Irene Vouvalides lost her 24-year-old daughter, Carly Hughes, to esophageal-gastric cancer in February 2013. But the Bluffton woman feels her daughter is never far from her side.
A special song plays on Pandora and she is reminded of her presence. A session with a medium revealed things only Vouvalides and her daughter would know.
Like probably most parents who have lost a child, Vouvalides thought she could not live without her daughter. After finding a group online called Helping Parents Heal, she realized maybe she could.
Helping Parents Heal is a nonprofit organization that gives grieving parents the opportunity to meet with other parents whose children have died. The group provides resources to help parents through the healing process and encourages them to share their spiritual experiences of their children in the afterlife.
"I truly believe that consciousness survives death of the physical body, and if consciousness survives, there must be a place that we go," Vouvalides said. "What if you thought of death, instead of being an ending, as being stepping through a doorway into the afterlife?"
Vouvalides has started her own chapter of Helping Parents Heal, which meets from 1 to 3 p.m. the second Sunday of every month in the Seaquins Ballroom in Bluffton. (Note: The next meeting will be held Feb. 7 instead of on the second Sunday.)
The group, along with this alternative way of thinking about death, has given Vouvalides peace. So has starting a foundation in her daughter's name.
During her time at Boston College, where she earned a degree in education and mathematics, Hughes led a service trip to the oldest African-American Catholic School in the country, Holy Family School in Natchez, Miss. The school was and still is struggling with finances, and Hughes was dedicated to helping the children.
After Hughes' death, her boyfriend, Mike Hughes (coincidentally, they had the same last name), and her mother started Carly's Kids - A Foundation for Education.
Carly's Kids supports Holy Family School as well as esophageal cancer research at Columbia University Medical Center.
"I'm just looking to be able to help other people, to offer hope, to say, 'Yeah, we've got dealt the worst possible deal,'" Vouvalides said. "There could be nothing worse that happens to a person than losing a child ... But maybe we can open our hearts to other people, and maybe we could help some other people."
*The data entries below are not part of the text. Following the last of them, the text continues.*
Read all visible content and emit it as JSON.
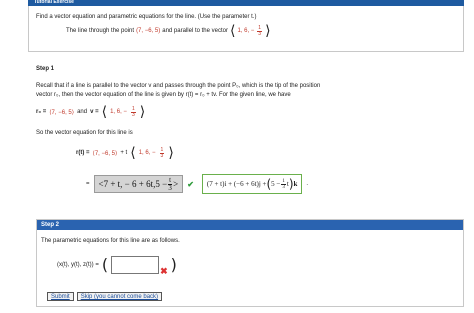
{
  "header": {
    "title": "Tutorial Exercise"
  },
  "problem": {
    "prompt": "Find a vector equation and parametric equations for the line. (Use the parameter t.)",
    "line_text": "The line through the point",
    "point": "(7, −6, 5)",
    "parallel_text": "and parallel to the vector",
    "vector_main": "1, 6, −",
    "vector_num": "1",
    "vector_den": "3"
  },
  "step1": {
    "label": "Step 1",
    "para1": "Recall that if a line is parallel to the vector v and passes through the point P₀, which is the tip of the position",
    "para2": "vector r₀, then the vector equation of the line is given by r(t) = r₀ + tv. For the given line, we have",
    "r0_label": "r₀ =",
    "r0_value": "⟨7, −6, 5⟩",
    "and_text": "and",
    "v_label": "v =",
    "v_main": "1, 6, −",
    "v_num": "1",
    "v_den": "3",
    "so_text": "So the vector equation for this line is",
    "rt_label": "r(t) =",
    "rt_point": "⟨7, −6, 5⟩",
    "rt_plus": "+ t",
    "rt_vec_main": "1, 6, −",
    "rt_vec_num": "1",
    "rt_vec_den": "3",
    "eq_sign": "=",
    "answer_main": "<7 + t, − 6 + 6t,5 −",
    "answer_num": "t",
    "answer_den": "3",
    "answer_close": ">",
    "check": "✔",
    "expanded_1": "(7 + t)i + (−6 + 6t)j +",
    "expanded_2": "5 −",
    "expanded_num": "1",
    "expanded_den": "3",
    "expanded_3": "t",
    "expanded_4": "k",
    "period": "."
  },
  "step2": {
    "label": "Step 2",
    "text": "The parametric equations for this line are as follows.",
    "xyz_label": "(x(t), y(t), z(t)) =",
    "x_mark": "✖",
    "submit": "Submit",
    "skip": "Skip (you cannot come back)"
  }
}
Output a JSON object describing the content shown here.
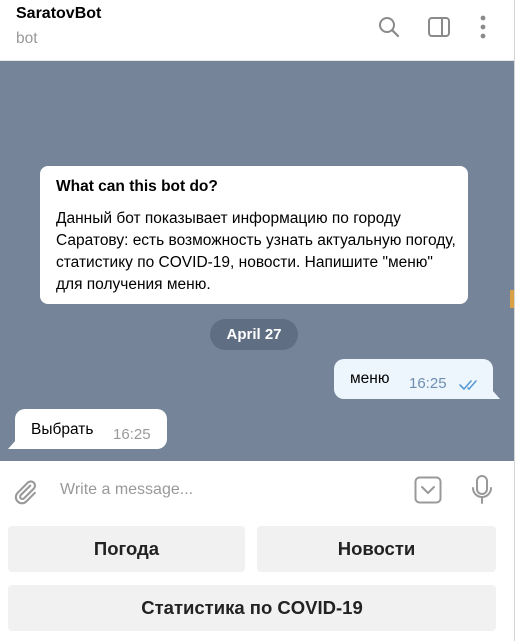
{
  "header": {
    "title": "SaratovBot",
    "subtitle": "bot",
    "icons": [
      "search-icon",
      "sidebar-toggle-icon",
      "more-icon"
    ]
  },
  "chat": {
    "intro": {
      "title": "What can this bot do?",
      "text": "Данный бот показывает информацию по городу Саратову: есть возможность узнать актуальную погоду, статистику по COVID-19, новости. Напишите \"меню\" для получения меню."
    },
    "date_label": "April 27",
    "messages": [
      {
        "direction": "outgoing",
        "text": "меню",
        "time": "16:25",
        "status": "read"
      },
      {
        "direction": "incoming",
        "text": "Выбрать",
        "time": "16:25"
      }
    ]
  },
  "composer": {
    "placeholder": "Write a message...",
    "icons": [
      "paperclip-icon",
      "keyboard-toggle-icon",
      "microphone-icon"
    ]
  },
  "bot_keyboard": {
    "rows": [
      [
        "Погода",
        "Новости"
      ],
      [
        "Статистика по COVID-19"
      ]
    ]
  },
  "colors": {
    "chat_background": "#76849a",
    "outgoing_bubble": "#eef6fd",
    "incoming_bubble": "#ffffff",
    "date_pill": "#5f6e82",
    "read_checks": "#5b9bd5",
    "keyboard_button": "#f1f1f1"
  }
}
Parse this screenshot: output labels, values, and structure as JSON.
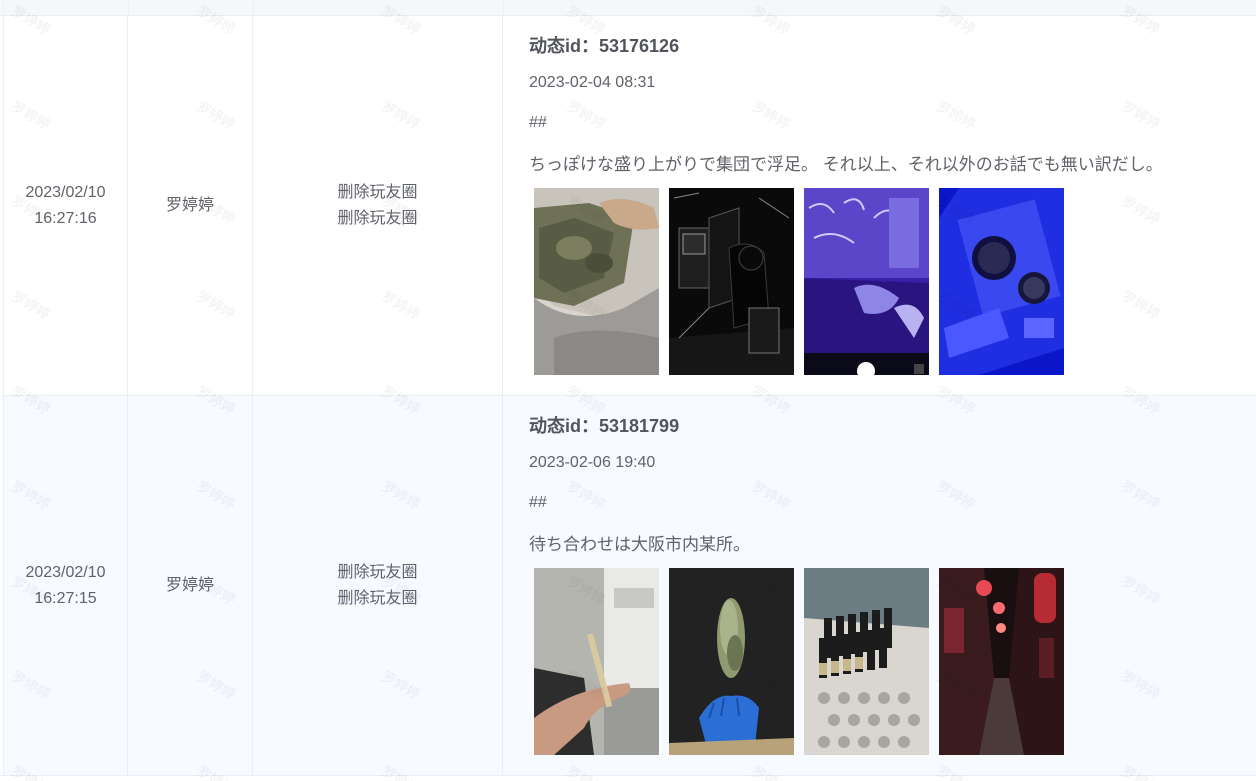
{
  "watermark_text": "罗婷婷",
  "rows": [
    {
      "time_date": "2023/02/10",
      "time_clock": "16:27:16",
      "user": "罗婷婷",
      "action_1": "删除玩友圈",
      "action_2": "删除玩友圈",
      "post": {
        "id_label": "动态id：53176126",
        "date": "2023-02-04 08:31",
        "tags": "##",
        "text": "ちっぽけな盛り上がりで集団で浮足。 それ以上、それ以外のお話でも無い訳だし。",
        "images": [
          "photo-bag",
          "photo-dark-arcade",
          "photo-purple-room",
          "photo-blue-table"
        ]
      }
    },
    {
      "time_date": "2023/02/10",
      "time_clock": "16:27:15",
      "user": "罗婷婷",
      "action_1": "删除玩友圈",
      "action_2": "删除玩友圈",
      "post": {
        "id_label": "动态id：53181799",
        "date": "2023-02-06 19:40",
        "tags": "##",
        "text": "待ち合わせは大阪市内某所。",
        "images": [
          "photo-hand-joint",
          "photo-blue-glove",
          "photo-vials-tray",
          "photo-red-alley"
        ]
      }
    }
  ],
  "colors": {
    "border": "#ebeef5",
    "row_alt_bg": "#f7fafe",
    "text": "#5f6268"
  }
}
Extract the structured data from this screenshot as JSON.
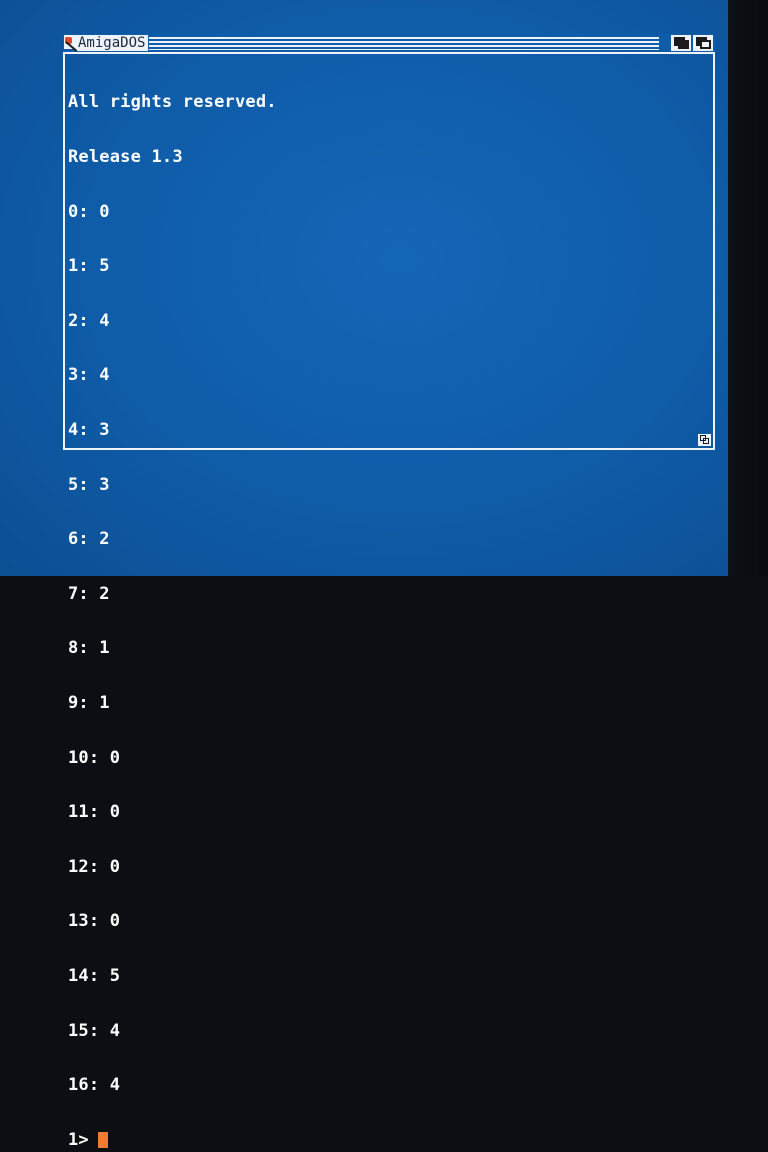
{
  "window": {
    "title": "AmigaDOS"
  },
  "console": {
    "lines": [
      "All rights reserved.",
      "Release 1.3",
      "0: 0",
      "1: 5",
      "2: 4",
      "3: 4",
      "4: 3",
      "5: 3",
      "6: 2",
      "7: 2",
      "8: 1",
      "9: 1",
      "10: 0",
      "11: 0",
      "12: 0",
      "13: 0",
      "14: 5",
      "15: 4",
      "16: 4"
    ],
    "prompt": "1>"
  },
  "colors": {
    "screen": "#0f5ca8",
    "text": "#ffffff",
    "chrome": "#eef3fb",
    "cursor": "#f07a2f",
    "close_gadget": "#e04a2b"
  },
  "icons": {
    "close": "close-gadget-icon",
    "depth_back": "depth-back-icon",
    "depth_front": "depth-front-icon",
    "resize": "resize-gadget-icon"
  }
}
Amy Coyne Bredeson of Bluffton is a freelance writer, a mother of two and a volunteer with the Tuberous Sclerosis Alliance.